Monday, September 27, 2010
Dead Scilence at Ampersand
Please join Ampersand for the opening of our new show, Dead Silence : 1930s Morgue Photography.
Free drinks courtesy of Ninkasi Brewing Co.
Our October show features a selection of 16 vintage morgue photographs taken by one R. Magnus, a photographer working in Hoboken, New
Jersey in the 1930s. Adopted as a general term in 1880s America, morgue replaced the coarser, though perhaps more direct, dead house, to
describe the location where the bodies of unidentified persons or those that died of violence were kept before being released for burial. Etymolo-
gically, morgue is a nuanced word, deriving its meaning from the French morguer, which denoted a place where new prisoners were held so
that jailers could become familiar with their looks for future identification. At its most basic, morgeur means haughtiness, to look at solemnly, to
defy. It’s this idea of haughtiness, of posing & posturing, of declaring your existence, of placing yourself in front of an onlooker, whether that be
a prison guard or a portrait photographer, that resonates so sublimely in these photographs.

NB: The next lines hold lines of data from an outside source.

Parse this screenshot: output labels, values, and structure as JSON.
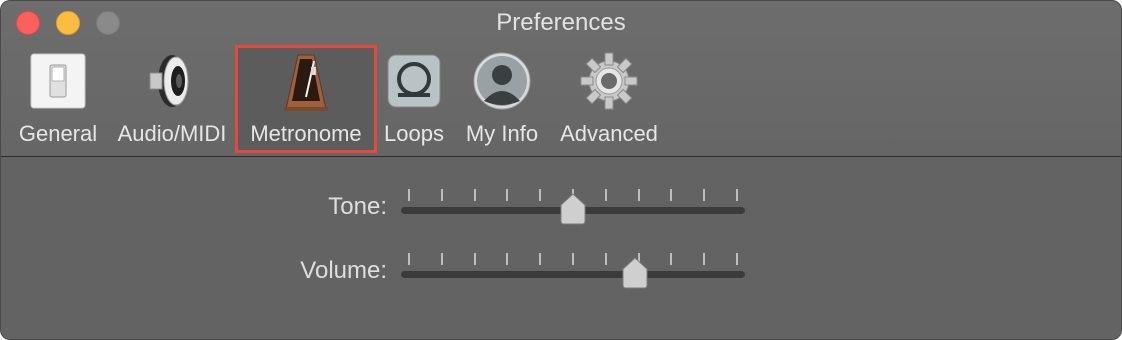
{
  "window": {
    "title": "Preferences"
  },
  "tabs": [
    {
      "id": "general",
      "label": "General",
      "icon": "switch-icon"
    },
    {
      "id": "audio-midi",
      "label": "Audio/MIDI",
      "icon": "speaker-icon"
    },
    {
      "id": "metronome",
      "label": "Metronome",
      "icon": "metronome-icon",
      "selected": true
    },
    {
      "id": "loops",
      "label": "Loops",
      "icon": "loop-icon"
    },
    {
      "id": "my-info",
      "label": "My Info",
      "icon": "user-avatar-icon"
    },
    {
      "id": "advanced",
      "label": "Advanced",
      "icon": "gear-icon"
    }
  ],
  "metronome": {
    "tone": {
      "label": "Tone:",
      "ticks": 11,
      "value": 0.5
    },
    "volume": {
      "label": "Volume:",
      "ticks": 11,
      "value": 0.69
    }
  },
  "colors": {
    "highlight": "#e8473d",
    "close": "#fc605c",
    "minimize": "#fdbc40",
    "zoom": "#8a8a8a"
  }
}
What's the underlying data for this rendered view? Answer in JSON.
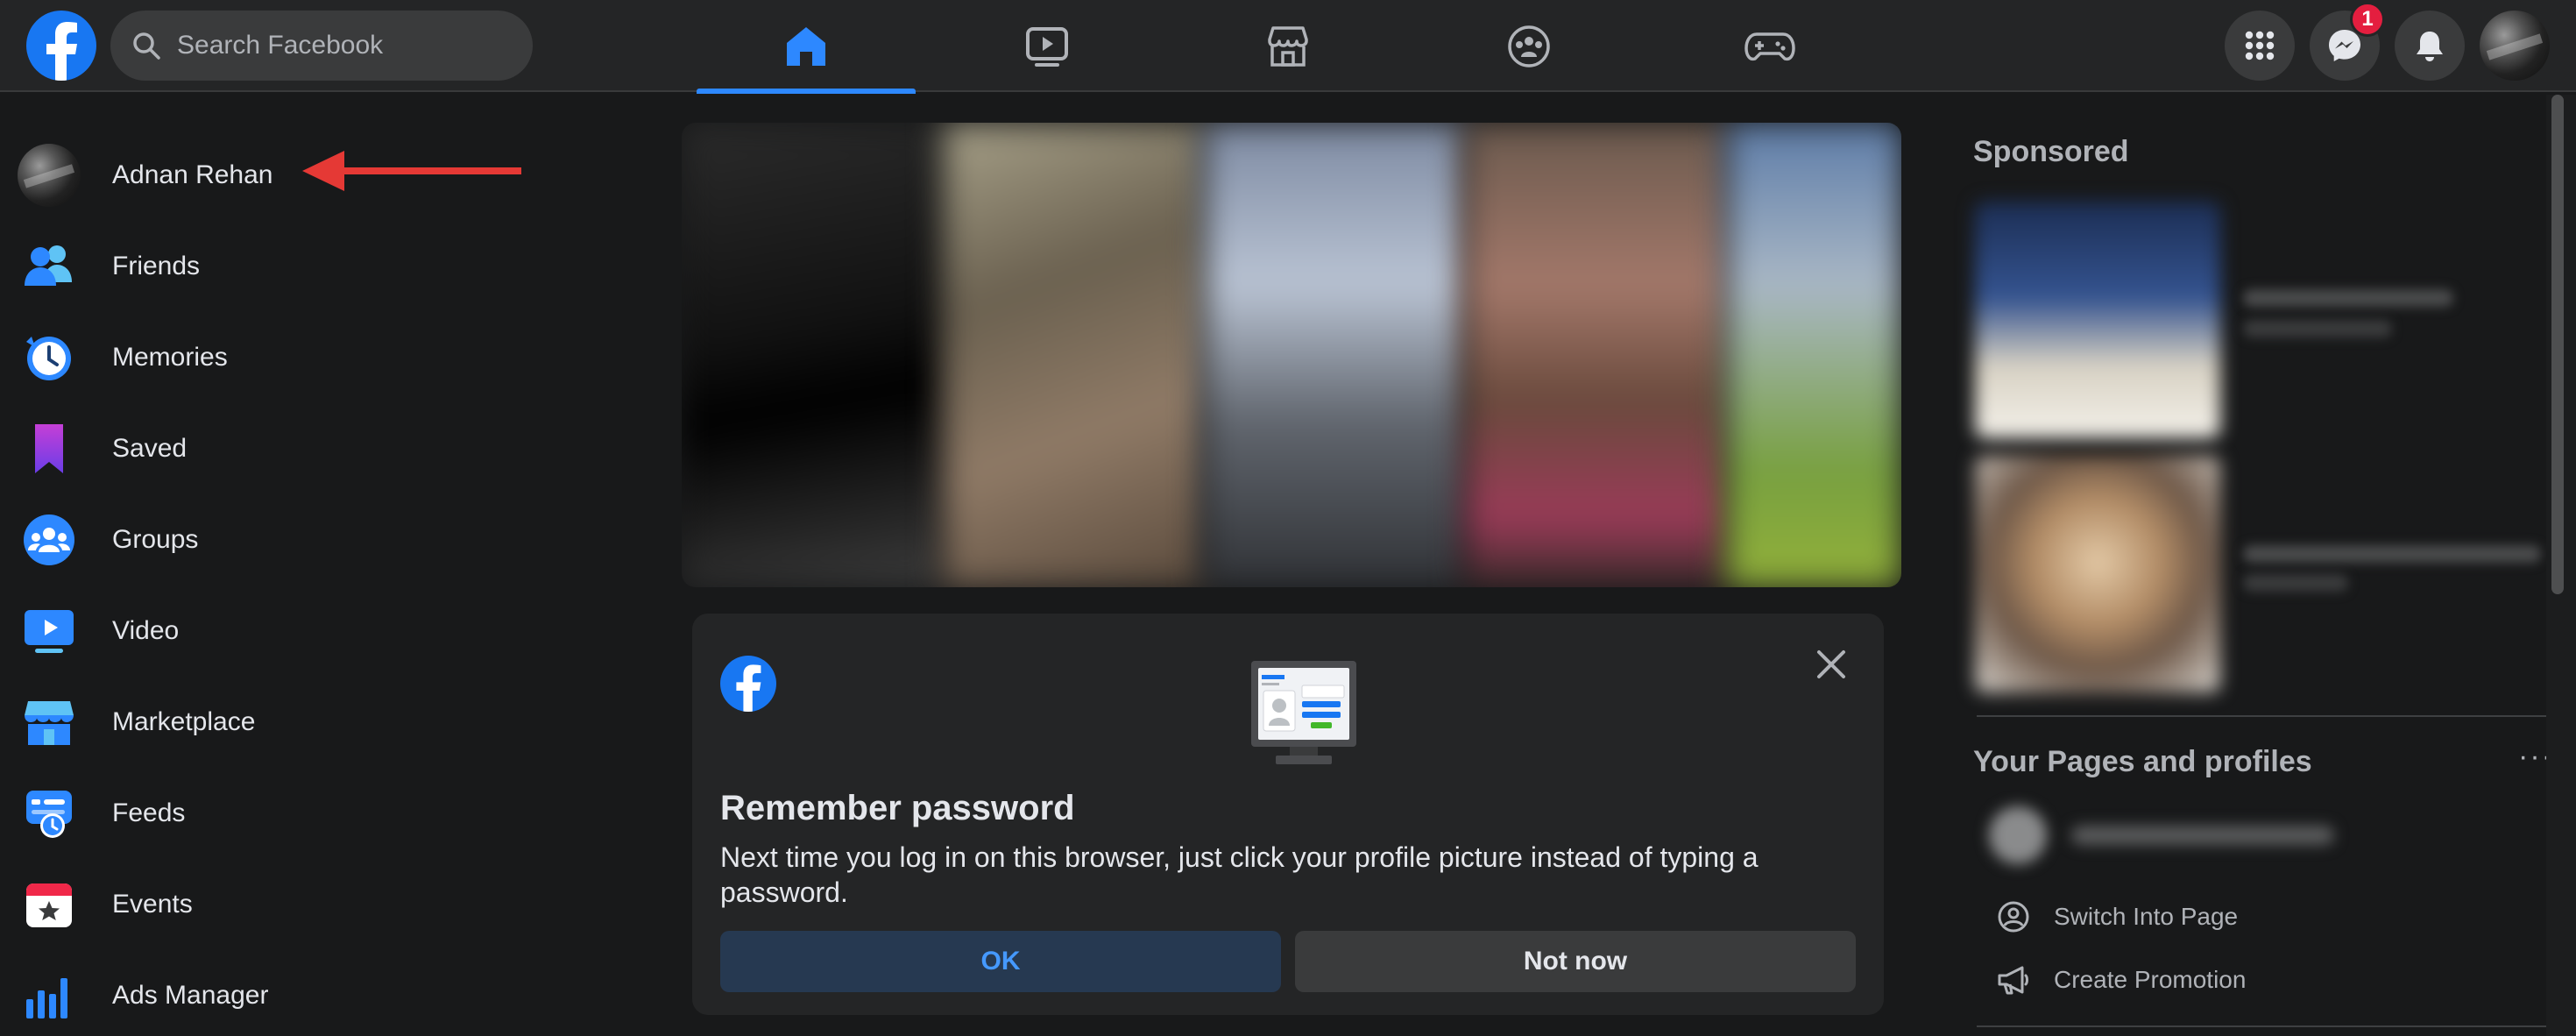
{
  "header": {
    "search_placeholder": "Search Facebook",
    "nav_tabs": [
      "home-icon",
      "watch-icon",
      "marketplace-icon",
      "groups-icon",
      "gaming-icon"
    ],
    "active_tab": "home-icon",
    "messenger_badge": "1"
  },
  "sidebar": {
    "items": [
      {
        "label": "Adnan Rehan",
        "icon": "avatar"
      },
      {
        "label": "Friends",
        "icon": "friends-icon"
      },
      {
        "label": "Memories",
        "icon": "memories-icon"
      },
      {
        "label": "Saved",
        "icon": "saved-icon"
      },
      {
        "label": "Groups",
        "icon": "groups-icon"
      },
      {
        "label": "Video",
        "icon": "video-icon"
      },
      {
        "label": "Marketplace",
        "icon": "marketplace-icon"
      },
      {
        "label": "Feeds",
        "icon": "feeds-icon"
      },
      {
        "label": "Events",
        "icon": "events-icon"
      },
      {
        "label": "Ads Manager",
        "icon": "ads-manager-icon"
      }
    ]
  },
  "remember_password": {
    "title": "Remember password",
    "text": "Next time you log in on this browser, just click your profile picture instead of typing a password.",
    "ok_label": "OK",
    "not_now_label": "Not now"
  },
  "right_column": {
    "sponsored_title": "Sponsored",
    "pages_title": "Your Pages and profiles",
    "more_label": "···",
    "actions": [
      {
        "label": "Switch Into Page",
        "icon": "switch-profile-icon"
      },
      {
        "label": "Create Promotion",
        "icon": "megaphone-icon"
      }
    ]
  },
  "colors": {
    "background": "#18191a",
    "surface": "#242526",
    "accent": "#2d88ff",
    "brand": "#1877f2",
    "badge": "#e41e3f",
    "annotation_arrow": "#e53935"
  }
}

Rather, it’s the absence of such posturing that is so
mesmerizing. Less about the nuances of violence & crime in an age that paralleled Weegee's street photographs, Dead Silence focuses instead
on a singular kind of portrait photography in which the sitter no longer has the ability to declare that he is.
Hope to see you.
Ampersand - Gallery & Bookshop
2916 NE Alberta Street, Suite B